(Extracted data entries)
▬▬▬▬▬▬▬▬▬▬
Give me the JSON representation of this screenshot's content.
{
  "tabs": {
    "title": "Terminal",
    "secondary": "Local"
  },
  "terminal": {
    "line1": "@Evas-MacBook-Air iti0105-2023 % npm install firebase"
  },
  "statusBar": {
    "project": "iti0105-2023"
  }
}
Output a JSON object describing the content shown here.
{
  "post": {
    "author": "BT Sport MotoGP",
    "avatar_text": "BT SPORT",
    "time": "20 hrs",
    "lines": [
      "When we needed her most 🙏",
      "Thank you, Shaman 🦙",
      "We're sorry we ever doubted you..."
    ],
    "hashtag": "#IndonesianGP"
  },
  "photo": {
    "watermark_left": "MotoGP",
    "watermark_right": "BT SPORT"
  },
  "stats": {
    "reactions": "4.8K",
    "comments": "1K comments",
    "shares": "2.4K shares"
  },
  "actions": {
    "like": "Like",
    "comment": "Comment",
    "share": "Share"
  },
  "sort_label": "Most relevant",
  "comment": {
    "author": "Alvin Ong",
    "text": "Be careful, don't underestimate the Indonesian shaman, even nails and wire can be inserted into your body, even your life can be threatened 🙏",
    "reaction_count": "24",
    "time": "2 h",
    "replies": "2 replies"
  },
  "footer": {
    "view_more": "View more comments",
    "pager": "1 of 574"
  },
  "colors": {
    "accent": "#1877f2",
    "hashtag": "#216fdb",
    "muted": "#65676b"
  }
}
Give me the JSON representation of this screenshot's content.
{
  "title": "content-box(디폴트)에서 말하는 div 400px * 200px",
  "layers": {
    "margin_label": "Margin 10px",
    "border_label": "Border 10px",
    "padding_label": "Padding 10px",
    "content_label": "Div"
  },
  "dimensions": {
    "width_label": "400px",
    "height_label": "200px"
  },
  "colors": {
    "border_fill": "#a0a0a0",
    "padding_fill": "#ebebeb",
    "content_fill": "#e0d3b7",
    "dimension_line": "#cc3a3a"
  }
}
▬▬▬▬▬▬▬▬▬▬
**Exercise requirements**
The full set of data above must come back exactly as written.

**Problem solution**
Give me the JSON representation of this screenshot's content.
{
  "tabs": {
    "title": "Terminal",
    "secondary": "Local"
  },
  "terminal": {
    "line1": "@Evas-MacBook-Air iti0105-2023 % npm install firebase"
  },
  "statusBar": {
    "project": "iti0105-2023"
  }
}
Output a JSON object describing the content shown here.
{
  "post": {
    "author": "BT Sport MotoGP",
    "avatar_text": "BT SPORT",
    "time": "20 hrs",
    "lines": [
      "When we needed her most 🙏",
      "Thank you, Shaman 🦙",
      "We're sorry we ever doubted you..."
    ],
    "hashtag": "#IndonesianGP"
  },
  "photo": {
    "watermark_left": "MotoGP",
    "watermark_right": "BT SPORT"
  },
  "stats": {
    "reactions": "4.8K",
    "comments": "1K comments",
    "shares": "2.4K shares"
  },
  "actions": {
    "like": "Like",
    "comment": "Comment",
    "share": "Share"
  },
  "sort_label": "Most relevant",
  "comment": {
    "author": "Alvin Ong",
    "text": "Be careful, don't underestimate the Indonesian shaman, even nails and wire can be inserted into your body, even your life can be threatened 🙏",
    "reaction_count": "24",
    "time": "2 h",
    "replies": "2 replies"
  },
  "footer": {
    "view_more": "View more comments",
    "pager": "1 of 574"
  },
  "colors": {
    "accent": "#1877f2",
    "hashtag": "#216fdb",
    "muted": "#65676b"
  }
}
Give me the JSON representation of this screenshot's content.
{
  "title": "content-box(디폴트)에서 말하는 div 400px * 200px",
  "layers": {
    "margin_label": "Margin 10px",
    "border_label": "Border 10px",
    "padding_label": "Padding 10px",
    "content_label": "Div"
  },
  "dimensions": {
    "width_label": "400px",
    "height_label": "200px"
  },
  "colors": {
    "border_fill": "#a0a0a0",
    "padding_fill": "#ebebeb",
    "content_fill": "#e0d3b7",
    "dimension_line": "#cc3a3a"
  }
}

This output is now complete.